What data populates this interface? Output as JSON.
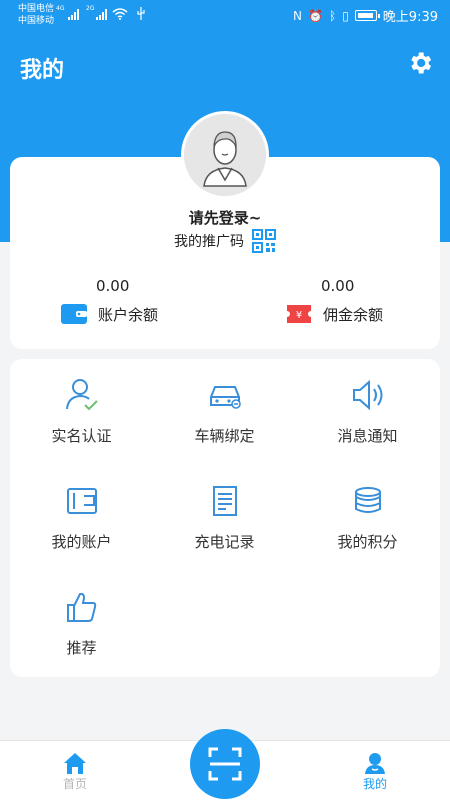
{
  "status_bar": {
    "carrier1": "中国电信",
    "carrier2": "中国移动",
    "net1": "4G",
    "net2": "2G",
    "time": "晚上9:39"
  },
  "header": {
    "title": "我的"
  },
  "profile": {
    "login_prompt": "请先登录~",
    "promo_code_label": "我的推广码"
  },
  "balances": [
    {
      "value": "0.00",
      "label": "账户余额",
      "icon": "wallet-icon"
    },
    {
      "value": "0.00",
      "label": "佣金余额",
      "icon": "commission-ticket-icon"
    }
  ],
  "menu": {
    "items": [
      {
        "label": "实名认证",
        "icon": "verified-user-icon"
      },
      {
        "label": "车辆绑定",
        "icon": "car-bind-icon"
      },
      {
        "label": "消息通知",
        "icon": "speaker-icon"
      },
      {
        "label": "我的账户",
        "icon": "account-wallet-icon"
      },
      {
        "label": "充电记录",
        "icon": "record-document-icon"
      },
      {
        "label": "我的积分",
        "icon": "coins-stack-icon"
      },
      {
        "label": "推荐",
        "icon": "thumbs-up-icon"
      }
    ]
  },
  "tabbar": {
    "home_label": "首页",
    "me_label": "我的"
  },
  "colors": {
    "primary": "#1e9bf0",
    "wallet": "#1e9bf0",
    "commission": "#ef4444",
    "icon_blue": "#3a8fd8"
  }
}
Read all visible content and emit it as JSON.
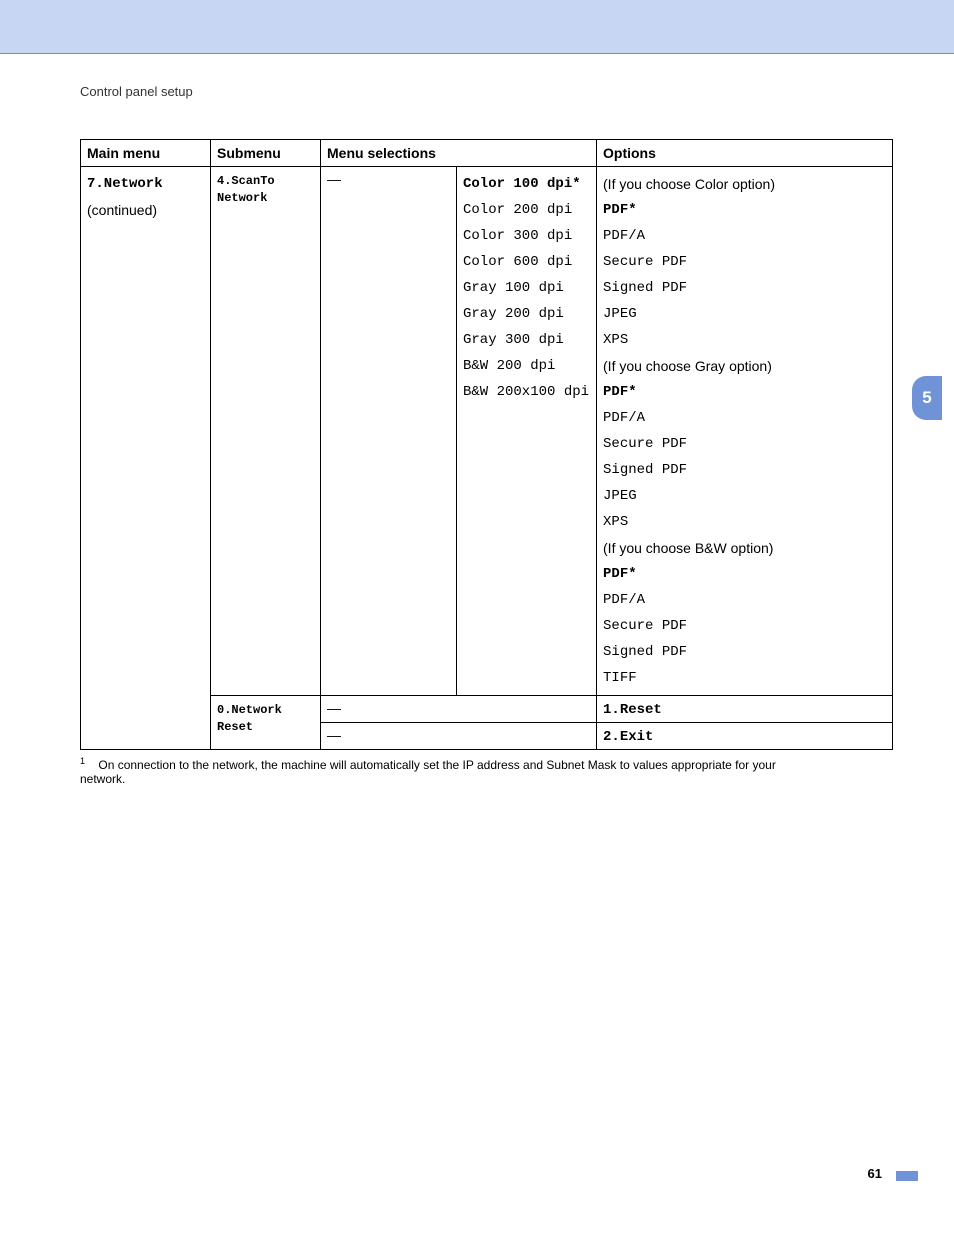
{
  "section_title": "Control panel setup",
  "side_tab": "5",
  "page_number": "61",
  "headers": {
    "main_menu": "Main menu",
    "submenu": "Submenu",
    "menu_selections": "Menu selections",
    "options": "Options"
  },
  "main_menu": {
    "line1": "7.Network",
    "line2": "(continued)"
  },
  "submenu1": "4.ScanTo Network",
  "submenu2": "0.Network Reset",
  "dash": "—",
  "selections_col4": [
    "Color 100 dpi*",
    "Color 200 dpi",
    "Color 300 dpi",
    "Color 600 dpi",
    "Gray 100 dpi",
    "Gray 200 dpi",
    "Gray 300 dpi",
    "B&W 200 dpi",
    "B&W 200x100 dpi"
  ],
  "options_col5": {
    "color_header": "(If you choose Color option)",
    "color": [
      "PDF*",
      "PDF/A",
      "Secure PDF",
      "Signed PDF",
      "JPEG",
      "XPS"
    ],
    "gray_header": "(If you choose Gray option)",
    "gray": [
      "PDF*",
      "PDF/A",
      "Secure PDF",
      "Signed PDF",
      "JPEG",
      "XPS"
    ],
    "bw_header": "(If you choose B&W option)",
    "bw": [
      "PDF*",
      "PDF/A",
      "Secure PDF",
      "Signed PDF",
      "TIFF"
    ]
  },
  "reset_option": "1.Reset",
  "exit_option": "2.Exit",
  "footnote": {
    "marker": "1",
    "text": "On connection to the network, the machine will automatically set the IP address and Subnet Mask to values appropriate for your network."
  }
}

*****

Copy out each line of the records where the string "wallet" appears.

- **Answer below**:
      "icon": "wallet-icon"
        "icon": "account-wallet-icon"
    "wallet": "#1e9bf0",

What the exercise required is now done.